__Dataset rows for apps and sites__
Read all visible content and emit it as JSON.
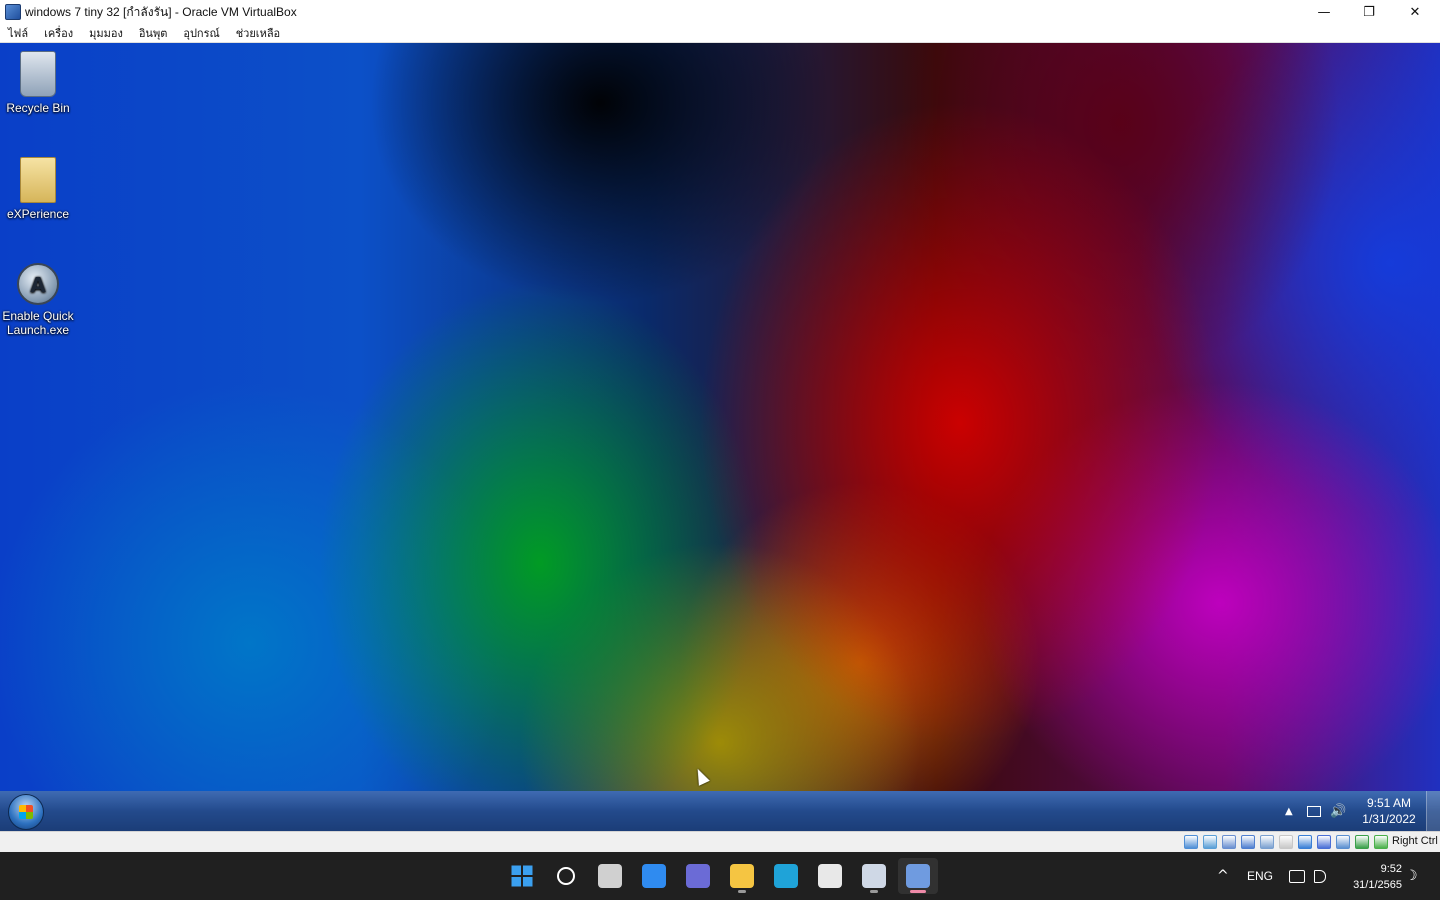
{
  "window": {
    "title": "windows 7 tiny 32 [กำลังรัน] - Oracle VM VirtualBox",
    "minimize_glyph": "—",
    "maximize_glyph": "❐",
    "close_glyph": "✕"
  },
  "menubar": {
    "items": [
      "ไฟล์",
      "เครื่อง",
      "มุมมอง",
      "อินพุต",
      "อุปกรณ์",
      "ช่วยเหลือ"
    ]
  },
  "desktop": {
    "icons": [
      {
        "label": "Recycle Bin",
        "icon": "recycle-bin-icon"
      },
      {
        "label": "eXPerience",
        "icon": "folder-icon"
      },
      {
        "label": "Enable Quick Launch.exe",
        "icon": "app-exe-icon"
      }
    ]
  },
  "guest_taskbar": {
    "start": "start-orb-icon",
    "tray": {
      "show_hidden_glyph": "▲",
      "volume_glyph": "🔊",
      "time": "9:51 AM",
      "date": "1/31/2022"
    }
  },
  "vbox_status": {
    "icons": [
      "hard-disk-icon",
      "optical-drive-icon",
      "audio-icon",
      "network-icon",
      "usb-icon",
      "shared-folders-icon",
      "display-icon",
      "recording-icon",
      "cpu-icon",
      "mouse-integration-icon",
      "keyboard-icon"
    ],
    "host_key": "Right Ctrl"
  },
  "host_taskbar": {
    "apps": [
      {
        "name": "start-icon",
        "color": "#3ba0f0"
      },
      {
        "name": "search-icon",
        "color": "#ffffff"
      },
      {
        "name": "task-view-icon",
        "color": "#d0d0d0"
      },
      {
        "name": "widgets-icon",
        "color": "#2f8bf0"
      },
      {
        "name": "chat-icon",
        "color": "#6b6bd6"
      },
      {
        "name": "file-explorer-icon",
        "color": "#f5c542"
      },
      {
        "name": "edge-icon",
        "color": "#1fa3d8"
      },
      {
        "name": "store-icon",
        "color": "#e8e8e8"
      },
      {
        "name": "virtualbox-icon",
        "color": "#cfd8e6"
      },
      {
        "name": "vm-window-icon",
        "color": "#6f9be0"
      }
    ],
    "tray": {
      "chevron_glyph": "^",
      "language": "ENG",
      "time": "9:52",
      "date": "31/1/2565",
      "notification_glyph": "☽"
    }
  }
}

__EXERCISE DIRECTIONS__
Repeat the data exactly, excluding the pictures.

__RESPONSE BELOW__
Read all visible content and emit it as JSON.
{
  "window": {
    "title": "windows 7 tiny 32 [กำลังรัน] - Oracle VM VirtualBox",
    "minimize_glyph": "—",
    "maximize_glyph": "❐",
    "close_glyph": "✕"
  },
  "menubar": {
    "items": [
      "ไฟล์",
      "เครื่อง",
      "มุมมอง",
      "อินพุต",
      "อุปกรณ์",
      "ช่วยเหลือ"
    ]
  },
  "desktop": {
    "icons": [
      {
        "label": "Recycle Bin",
        "icon": "recycle-bin-icon"
      },
      {
        "label": "eXPerience",
        "icon": "folder-icon"
      },
      {
        "label": "Enable Quick Launch.exe",
        "icon": "app-exe-icon"
      }
    ]
  },
  "guest_taskbar": {
    "start": "start-orb-icon",
    "tray": {
      "show_hidden_glyph": "▲",
      "volume_glyph": "🔊",
      "time": "9:51 AM",
      "date": "1/31/2022"
    }
  },
  "vbox_status": {
    "icons": [
      "hard-disk-icon",
      "optical-drive-icon",
      "audio-icon",
      "network-icon",
      "usb-icon",
      "shared-folders-icon",
      "display-icon",
      "recording-icon",
      "cpu-icon",
      "mouse-integration-icon",
      "keyboard-icon"
    ],
    "host_key": "Right Ctrl"
  },
  "host_taskbar": {
    "apps": [
      {
        "name": "start-icon",
        "color": "#3ba0f0"
      },
      {
        "name": "search-icon",
        "color": "#ffffff"
      },
      {
        "name": "task-view-icon",
        "color": "#d0d0d0"
      },
      {
        "name": "widgets-icon",
        "color": "#2f8bf0"
      },
      {
        "name": "chat-icon",
        "color": "#6b6bd6"
      },
      {
        "name": "file-explorer-icon",
        "color": "#f5c542"
      },
      {
        "name": "edge-icon",
        "color": "#1fa3d8"
      },
      {
        "name": "store-icon",
        "color": "#e8e8e8"
      },
      {
        "name": "virtualbox-icon",
        "color": "#cfd8e6"
      },
      {
        "name": "vm-window-icon",
        "color": "#6f9be0"
      }
    ],
    "tray": {
      "chevron_glyph": "^",
      "language": "ENG",
      "time": "9:52",
      "date": "31/1/2565",
      "notification_glyph": "☽"
    }
  }
}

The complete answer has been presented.